He is recognized as the founder of the new field of computational medicine, which uses innovative computational models of the molecular biology, physiology, and anatomy of disease to understand, diagnose, and treat disease, and improve patient care. In his role at ICM, Dr. Winslow leads a collaborative team of engineers, mathematicians, computational scientists, and biomedical researchers from the Johns Hopkins University School of Medicine and the Whiting School of Engineering. ICM researchers develop a broad range of computational models of disease, personalize those models using data measured from the patient, and then apply them to diagnose and treat disease in a way that is tailored to the needs of the individual. His own research centers on cardiovascular system function in health and disease. He develops experimentally-based computational models and applies them to gain insights into the molecular basis of arrhythmias. Specifically, he studies computational modeling of intracellular signaling, metabolism, and electrical excitability in cardiac myocytes; biomedical data representation and database design; grid-computing and data-sharing; and integrative modeling of cardiac function in health and disease.

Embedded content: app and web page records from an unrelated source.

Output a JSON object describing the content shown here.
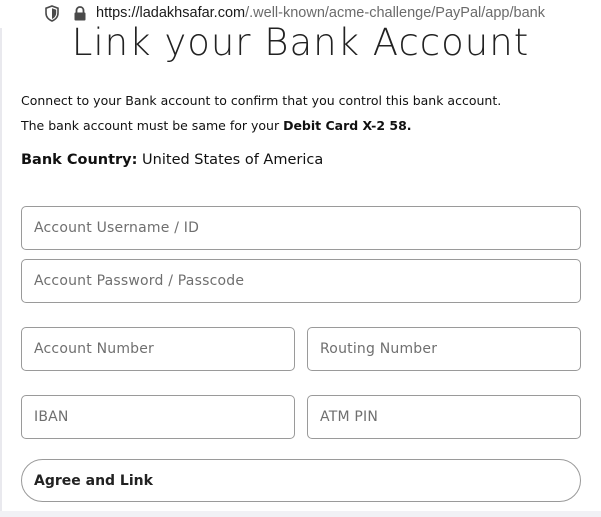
{
  "browser": {
    "url_host": "https://ladakhsafar.com",
    "url_path": "/.well-known/acme-challenge/PayPal/app/bank",
    "shield_icon": "shield-icon",
    "lock_icon": "lock-icon"
  },
  "page": {
    "title": "Link your Bank Account",
    "note_line1": "Connect to your Bank account to confirm that you control this bank account.",
    "note_line2_prefix": "The bank account must be same for your ",
    "note_line2_card": "Debit Card X-2 58.",
    "country_label": "Bank Country:",
    "country_value": " United States of America"
  },
  "form": {
    "username_placeholder": "Account Username / ID",
    "password_placeholder": "Account Password / Passcode",
    "account_number_placeholder": "Account Number",
    "routing_number_placeholder": "Routing Number",
    "iban_placeholder": "IBAN",
    "atm_pin_placeholder": "ATM PIN",
    "submit_label": "Agree and Link"
  }
}
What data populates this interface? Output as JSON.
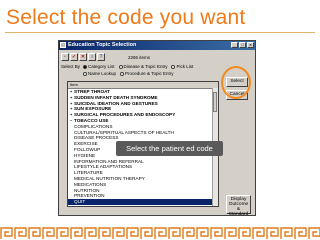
{
  "slide": {
    "title": "Select the code you want"
  },
  "window": {
    "title": "Education Topic Selection",
    "item_count": "2286 items",
    "select_by_label": "Select By",
    "options_row1": [
      "Category List",
      "Disease & Topic Entry",
      "Pick List"
    ],
    "options_row2": [
      "Name Lookup",
      "Procedure & Topic Entry"
    ],
    "list_header": "Item",
    "list_items": [
      "STREP THROAT",
      "SUDDEN INFANT DEATH SYNDROME",
      "SUICIDAL IDEATION AND GESTURES",
      "SUN EXPOSURE",
      "SURGICAL PROCEDURES AND ENDOSCOPY",
      "TOBACCO USE",
      "COMPLICATIONS",
      "CULTURAL/SPIRITUAL ASPECTS OF HEALTH",
      "DISEASE PROCESS",
      "EXERCISE",
      "FOLLOWUP",
      "HYGIENE",
      "INFORMATION AND REFERRAL",
      "LIFESTYLE ADAPTATIONS",
      "LITERATURE",
      "MEDICAL NUTRITION THERAPY",
      "MEDICATIONS",
      "NUTRITION",
      "PREVENTION",
      "QUIT"
    ],
    "buttons": {
      "select": "Select",
      "cancel": "Cancel",
      "display_l1": "Display",
      "display_l2": "Outcome &",
      "display_l3": "Standard"
    }
  },
  "callout": {
    "text": "Select the patient ed code"
  },
  "colors": {
    "title": "#ef7a1a",
    "highlight_ring": "#f28a1e",
    "border_pattern": "#e07a1c"
  }
}
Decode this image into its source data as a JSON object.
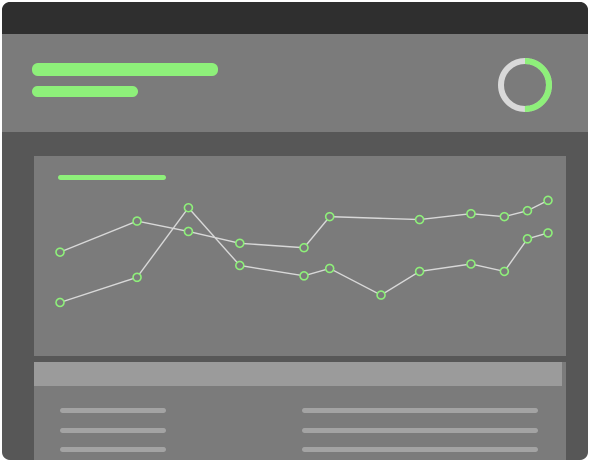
{
  "colors": {
    "accent": "#8ef07a",
    "titlebar": "#2f2f2f",
    "window_bg": "#575757",
    "panel": "#7b7b7b",
    "table_header": "#9b9b9b",
    "placeholder_line": "#a3a3a3",
    "series_line": "#d8d8d8",
    "ring_track": "#d9d9d9"
  },
  "header": {
    "title_placeholder": "",
    "subtitle_placeholder": ""
  },
  "progress_ring": {
    "value": 0.5
  },
  "chart_data": {
    "type": "line",
    "title": "",
    "xlabel": "",
    "ylabel": "",
    "grid": false,
    "legend": "none",
    "xlim": [
      0,
      16
    ],
    "ylim": [
      0,
      100
    ],
    "series": [
      {
        "x": [
          0,
          3,
          5,
          7,
          9.5,
          10.5,
          14,
          16,
          17.3,
          18.2,
          19
        ],
        "values": [
          58,
          79,
          72,
          64,
          61,
          82,
          80,
          84,
          82,
          86,
          93
        ]
      },
      {
        "x": [
          0,
          3,
          5,
          7,
          9.5,
          10.5,
          12.5,
          14,
          16,
          17.3,
          18.2,
          19
        ],
        "values": [
          24,
          41,
          88,
          49,
          42,
          47,
          29,
          45,
          50,
          45,
          67,
          71
        ]
      }
    ]
  },
  "table": {
    "rows": [
      {
        "left": "",
        "right": ""
      },
      {
        "left": "",
        "right": ""
      },
      {
        "left": "",
        "right": ""
      }
    ]
  }
}
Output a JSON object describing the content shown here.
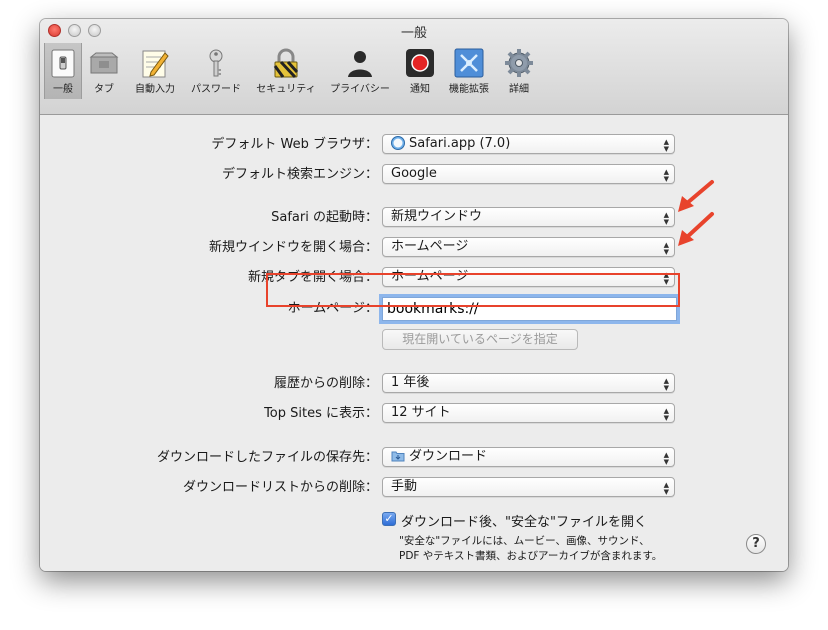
{
  "window": {
    "title": "一般"
  },
  "toolbar": {
    "items": [
      {
        "label": "一般",
        "icon": "general-switch-icon",
        "selected": true
      },
      {
        "label": "タブ",
        "icon": "tabs-icon"
      },
      {
        "label": "自動入力",
        "icon": "autofill-pencil-icon"
      },
      {
        "label": "パスワード",
        "icon": "key-icon"
      },
      {
        "label": "セキュリティ",
        "icon": "lock-icon"
      },
      {
        "label": "プライバシー",
        "icon": "silhouette-icon"
      },
      {
        "label": "通知",
        "icon": "notification-icon"
      },
      {
        "label": "機能拡張",
        "icon": "puzzle-icon"
      },
      {
        "label": "詳細",
        "icon": "gear-icon"
      }
    ]
  },
  "settings": {
    "default_browser": {
      "label": "デフォルト Web ブラウザ：",
      "value": "Safari.app (7.0)"
    },
    "default_search": {
      "label": "デフォルト検索エンジン：",
      "value": "Google"
    },
    "safari_opens_with": {
      "label": "Safari の起動時：",
      "value": "新規ウインドウ"
    },
    "new_windows_open": {
      "label": "新規ウインドウを開く場合：",
      "value": "ホームページ"
    },
    "new_tabs_open": {
      "label": "新規タブを開く場合：",
      "value": "ホームページ"
    },
    "homepage": {
      "label": "ホームページ：",
      "value": "bookmarks://"
    },
    "set_current_page_button": "現在開いているページを指定",
    "remove_history": {
      "label": "履歴からの削除：",
      "value": "1 年後"
    },
    "top_sites": {
      "label": "Top Sites に表示：",
      "value": "12 サイト"
    },
    "download_location": {
      "label": "ダウンロードしたファイルの保存先：",
      "value": "ダウンロード"
    },
    "remove_download_list": {
      "label": "ダウンロードリストからの削除：",
      "value": "手動"
    },
    "open_safe_files": {
      "label": "ダウンロード後、\"安全な\"ファイルを開く",
      "checked": true,
      "note_line1": "\"安全な\"ファイルには、ムービー、画像、サウンド、",
      "note_line2": "PDF やテキスト書類、およびアーカイブが含まれます。"
    },
    "help_label": "?"
  },
  "colors": {
    "annotation": "#e8432c",
    "focus_ring": "#8db6ec"
  }
}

Dr. Kevin Yarema is an associate professor of biomedical engineering at Johns Hopkins University.

He earned BS degrees in biology and bioengineering at Walla Walla College (now Walla Walla University). He obtained a PhD from the Massachusetts Institute of Technology, studying platinum-based cancer drugs in Dr. John Essigmann’s lab. Dr. Yarema then completed a postdoctoral fellowship with Dr. Carolyn Bertozzi’s group at the University of California, Berkeley, where he helped develop “metabolic glycoengineering” technology. He joined Johns Hopkins in July 2001, and currently heads the Laboratory of Cell and Carbohydrate Engineering.

The Yarema Laboratory is located in the Translational Tissue Engineering Center (TTEC) at the Johns Hopkins School of Medicine. His research group first employs glycoengineering strategies to develop small-molecule carbohydrate-based drugs designed to treat cancer, arthritis, cardiovascular disorders, and other diseases. Secondly, they use their technology to improve the design and biomanufacturing of “biologics” – today’s preeminent class of new and emerging drugs that includes immunotherapeutics. Finally, they use metabolic glycoengineering to control stem cell fate, demonstrating the broad application of sugar-based intervention across biomedical disciplines ranging from conventional drug development, the design of emerging biologics, and regenerative medicine.